instagram logo tumblr icon

Nonfiction

Gouache

The story about Beauty came to me in a conversation with a good friend who was asking about the origins of Louisiana Creole people. One thing that kept rising to the surface was this idea that Creoles (especially women) are generally known for their beauty and not much else. Of course, Louisiana Creole women have so many other attributes, as women of other cultural and ethnic backgrounds have, but our supposed beauty is something that arrives over and over again in our family narratives. So...

One question I ask other writers is what sounds stimulate their writing––silence, electronica, mud pools, rain showers, foreign film soundtracks, a woman in the next room boiling water. This is because I have a particular kind of synesthesia, known as chromesthesia, in which many pieces of music I hear are twinned with distinct visual experiences. There are exceptions, and in those cases, the sounds can induce a full range of emotional responses with no visual complements. Occasionally,...

I used to think that my task as a writer was to form a piece. To shape it. To give it any meaning and chance for beauty it might have by allowing paragraphs and a story arc to determine its direction.

But I was wrong.  It was exactly the opposite.

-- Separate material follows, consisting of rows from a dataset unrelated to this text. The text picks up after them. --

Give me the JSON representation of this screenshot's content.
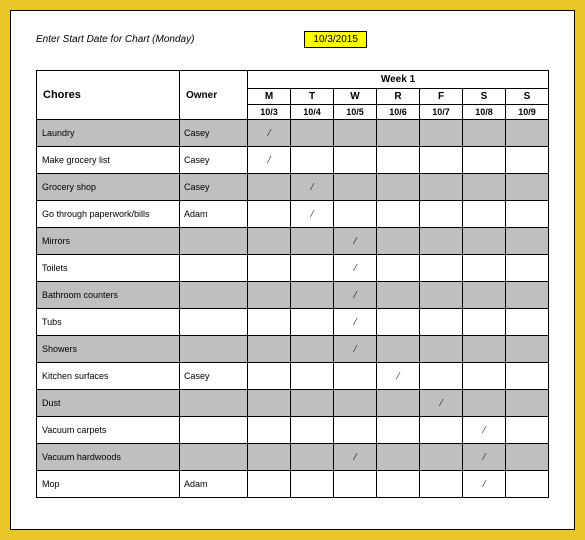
{
  "instruction": "Enter Start Date for Chart (Monday)",
  "start_date": "10/3/2015",
  "week_label": "Week 1",
  "chores_header": "Chores",
  "owner_header": "Owner",
  "days": [
    "M",
    "T",
    "W",
    "R",
    "F",
    "S",
    "S"
  ],
  "dates": [
    "10/3",
    "10/4",
    "10/5",
    "10/6",
    "10/7",
    "10/8",
    "10/9"
  ],
  "mark_symbol": "/",
  "rows": [
    {
      "chore": "Laundry",
      "owner": "Casey",
      "marks": [
        true,
        false,
        false,
        false,
        false,
        false,
        false
      ],
      "shaded": true
    },
    {
      "chore": "Make grocery list",
      "owner": "Casey",
      "marks": [
        true,
        false,
        false,
        false,
        false,
        false,
        false
      ],
      "shaded": false
    },
    {
      "chore": "Grocery shop",
      "owner": "Casey",
      "marks": [
        false,
        true,
        false,
        false,
        false,
        false,
        false
      ],
      "shaded": true
    },
    {
      "chore": "Go through paperwork/bills",
      "owner": "Adam",
      "marks": [
        false,
        true,
        false,
        false,
        false,
        false,
        false
      ],
      "shaded": false
    },
    {
      "chore": "Mirrors",
      "owner": "",
      "marks": [
        false,
        false,
        true,
        false,
        false,
        false,
        false
      ],
      "shaded": true
    },
    {
      "chore": "Toilets",
      "owner": "",
      "marks": [
        false,
        false,
        true,
        false,
        false,
        false,
        false
      ],
      "shaded": false
    },
    {
      "chore": "Bathroom counters",
      "owner": "",
      "marks": [
        false,
        false,
        true,
        false,
        false,
        false,
        false
      ],
      "shaded": true
    },
    {
      "chore": "Tubs",
      "owner": "",
      "marks": [
        false,
        false,
        true,
        false,
        false,
        false,
        false
      ],
      "shaded": false
    },
    {
      "chore": "Showers",
      "owner": "",
      "marks": [
        false,
        false,
        true,
        false,
        false,
        false,
        false
      ],
      "shaded": true
    },
    {
      "chore": "Kitchen surfaces",
      "owner": "Casey",
      "marks": [
        false,
        false,
        false,
        true,
        false,
        false,
        false
      ],
      "shaded": false
    },
    {
      "chore": "Dust",
      "owner": "",
      "marks": [
        false,
        false,
        false,
        false,
        true,
        false,
        false
      ],
      "shaded": true
    },
    {
      "chore": "Vacuum carpets",
      "owner": "",
      "marks": [
        false,
        false,
        false,
        false,
        false,
        true,
        false
      ],
      "shaded": false
    },
    {
      "chore": "Vacuum hardwoods",
      "owner": "",
      "marks": [
        false,
        false,
        true,
        false,
        false,
        true,
        false
      ],
      "shaded": true
    },
    {
      "chore": "Mop",
      "owner": "Adam",
      "marks": [
        false,
        false,
        false,
        false,
        false,
        true,
        false
      ],
      "shaded": false
    }
  ]
}
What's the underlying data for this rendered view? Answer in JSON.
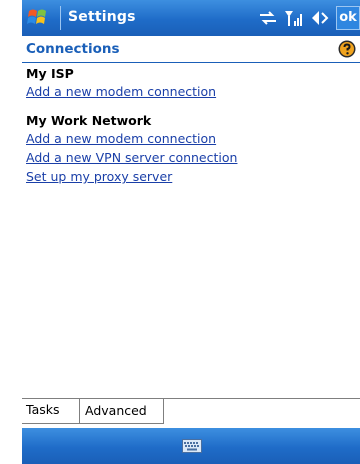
{
  "titlebar": {
    "title": "Settings",
    "ok_label": "ok"
  },
  "header": {
    "title": "Connections"
  },
  "sections": [
    {
      "title": "My ISP",
      "links": [
        "Add a new modem connection"
      ]
    },
    {
      "title": "My Work Network",
      "links": [
        "Add a new modem connection",
        "Add a new VPN server connection",
        "Set up my proxy server"
      ]
    }
  ],
  "tabs": [
    "Tasks",
    "Advanced"
  ],
  "colors": {
    "accent": "#1a5fb8",
    "link": "#1a3fa8"
  },
  "icons": [
    "windows-start-icon",
    "connectivity-icon",
    "signal-icon",
    "speaker-icon",
    "help-icon",
    "keyboard-icon"
  ]
}
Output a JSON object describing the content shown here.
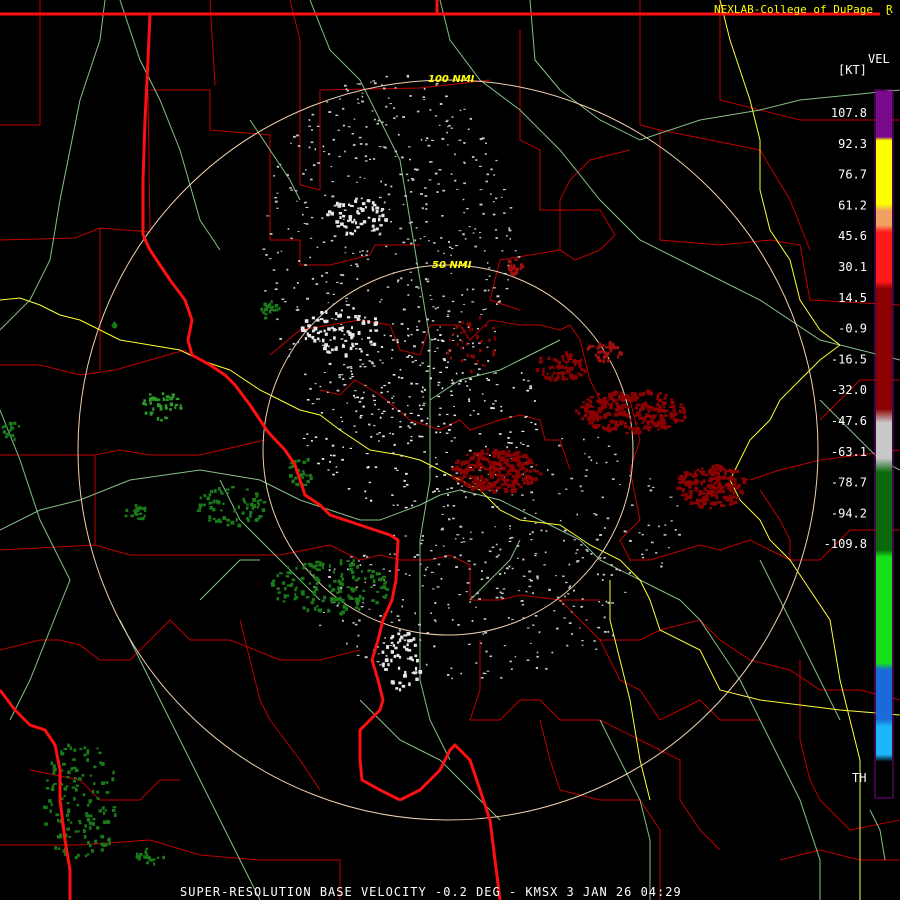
{
  "credit": "NEXLAB-College of DuPage",
  "logo_mark": "Ɽ",
  "footer": "SUPER-RESOLUTION BASE VELOCITY -0.2 DEG - KMSX 3 JAN 26 04:29",
  "range_rings": {
    "inner": "50 NMI",
    "outer": "100 NMI"
  },
  "legend": {
    "title": "VEL",
    "unit": "[KT]",
    "values": [
      "107.8",
      "92.3",
      "76.7",
      "61.2",
      "45.6",
      "30.1",
      "14.5",
      "-0.9",
      "-16.5",
      "-32.0",
      "-47.6",
      "-63.1",
      "-78.7",
      "-94.2",
      "-109.8"
    ],
    "bottom_label": "TH",
    "colors": {
      "purple": "#7a0a8c",
      "yellow": "#ffff00",
      "orange": "#f0a060",
      "red": "#ff1a1a",
      "dark_red": "#8b0000",
      "gray": "#c8c8c8",
      "dark_green": "#0a6a0a",
      "green": "#18e018",
      "blue": "#1a6ad8",
      "cyan": "#1ab6f8",
      "background": "#000000"
    }
  },
  "map_colors": {
    "state_border": "#ff0000",
    "county_border": "#c00000",
    "highway": "#ffff33",
    "river": "#86c086",
    "range_ring": "#f0d0b0"
  }
}
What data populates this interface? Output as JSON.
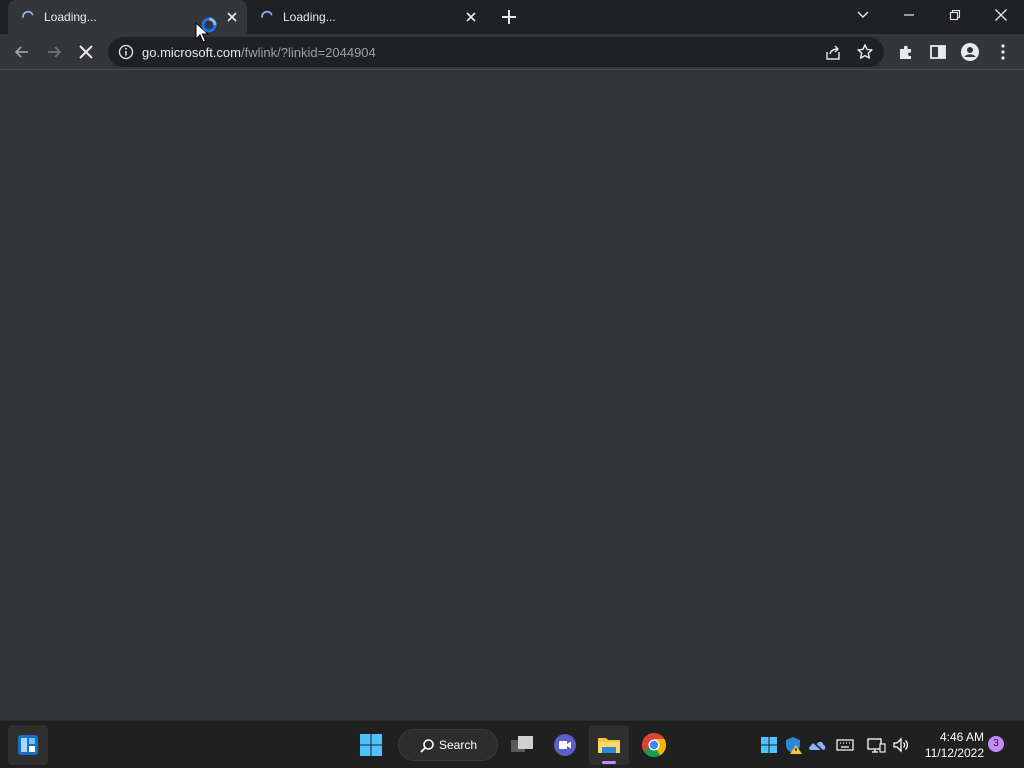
{
  "tabs": [
    {
      "title": "Loading...",
      "active": true
    },
    {
      "title": "Loading...",
      "active": false
    }
  ],
  "omnibox": {
    "host": "go.microsoft.com",
    "path": "/fwlink/?linkid=2044904"
  },
  "taskbar": {
    "search_label": "Search",
    "time": "4:46 AM",
    "date": "11/12/2022",
    "notification_count": "3"
  },
  "colors": {
    "tabstrip_bg": "#202124",
    "toolbar_bg": "#35363a",
    "taskbar_bg": "#202020",
    "accent": "#8ab4f8",
    "badge": "#c58af9"
  }
}
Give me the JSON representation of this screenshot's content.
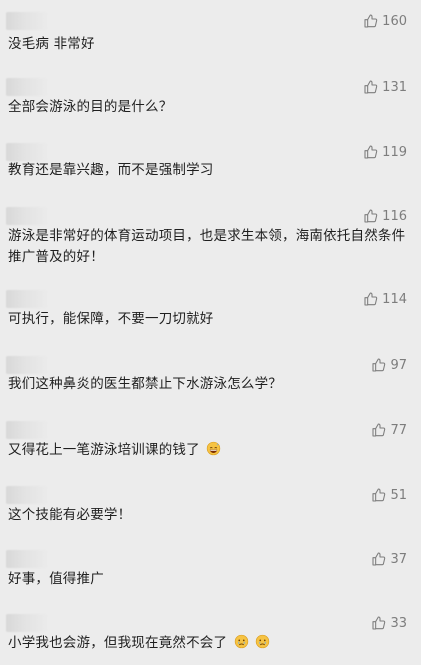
{
  "comments": [
    {
      "likes": "160",
      "text": "没毛病 非常好"
    },
    {
      "likes": "131",
      "text": "全部会游泳的目的是什么？"
    },
    {
      "likes": "119",
      "text": "教育还是靠兴趣，而不是强制学习"
    },
    {
      "likes": "116",
      "text": "游泳是非常好的体育运动项目，也是求生本领，海南依托自然条件推广普及的好！"
    },
    {
      "likes": "114",
      "text": "可执行，能保障，不要一刀切就好"
    },
    {
      "likes": "97",
      "text": "我们这种鼻炎的医生都禁止下水游泳怎么学？"
    },
    {
      "likes": "77",
      "text": "又得花上一笔游泳培训课的钱了"
    },
    {
      "likes": "51",
      "text": "这个技能有必要学！"
    },
    {
      "likes": "37",
      "text": "好事，值得推广"
    },
    {
      "likes": "33",
      "text": "小学我也会游，但我现在竟然不会了"
    }
  ],
  "icons": {
    "like": "thumbs-up-outline",
    "emoji_money": "grinning-sweat-face",
    "emoji_cry": "crying-face"
  },
  "colors": {
    "background": "#ececec",
    "text": "#1f1f1f",
    "meta": "#7d7d7d"
  }
}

A piece of writing, in fact, often forms us. Our work shapes us, not the other way around. We need to return to our “finished” work as if it were a calibrated compass showing us where we ought to go.

...

I wrote my first book manuscript, Return of the Lost Son, in nine years over a fifteen-year period. It’s a memoir of my father’s life told through an ensemble of characters. I began writing the book in Mexico City in 2000. I was 28 years old, living in Mexico for a stay of six months, with my wife, Jennifer Jolly, an art historian. We had traveled to Mexico one or two times, previously, for about a week. In “My Own Lost Mexico,” I wrote about those first pressing questions about...

American Eye: What Makes Bernie Run? by Stephen Minot was featured in issue 274.4.

In the December 1989 issue of North American Review, Stephen Minot began his profile of Bernie Sanders with the following:

“The political career of Bernard Sanders is a succession of impossible events. How does an outspoken socialist from Brooklyn become mayor of Burlington, Vermont? How...

Shoe

A few years ago, a writer named Matthew Batt (check out his great book Sugarhouse) visited my school in Florida to read. As part of the gig, he talked to my creative nonfiction class and opened with the question: What pair of shoes do you remember best?  Students I had been trying to coax out of their shells all semester long finally emerged to share vivid, funny, and...

My essay, "Rays," appears in the 301.2, Spring 2016, issue of North American Review. I'm particularly happy about the publication of this personal narrative. "Rays" affirms my hope that the prose I'm most proud of might also have value to others. This piece inspired me to write more creative-nonfiction and inevitably led to my book-length collection, Harbors,...

“As if the world were not what we make it, pulled by dogs down streets so dark, the sound of a river is almost a kind of light.” Let me be clear, I lifted this line from George Looney’s Animals Housed in the Pleasures of the Flesh nearly two decades ago, and I’ve been carrying it around with me ever since. The sentiments in this verse form currents, of course, in much of my writing. Primarily, my...

When I give a poetry reading, I usually try to wear something bright. I will wear my sweater featuring kissing penguins or a sundress with hot air balloons on it. I do this not because I want to look like the poet version of Zooey Deschanel, but because people usually approach me afterwards looking like they want to tuck a Zoloft prescription into my hands, and they all ask the same question: “Are you okay?” And I get it. I do. I write about heartbreak and death and proselytize the Gospel of...

With the earthiness of mushrooms, black pepper, unsweetened cocoa, and ground coffee, these darkly delicious “Doom Cakes” will help you access the duende of any experience. For me, the culinary experimentation that resulted in this wicked concoction was directly related to Strauss’s Zarathustra, Kubrick’s 2001, the 9...

Pages

FIND US:
North American Review
1200 West 23rd Street
Cedar Falls, IA 50613

CONTACT US:
Phone: 319-273-6455
Email: nar@uni.edu

FOLLOW US:

instagram logo tumblr icon

 

SUBSCRIBE TO US:

Go to Online Store

Up to Top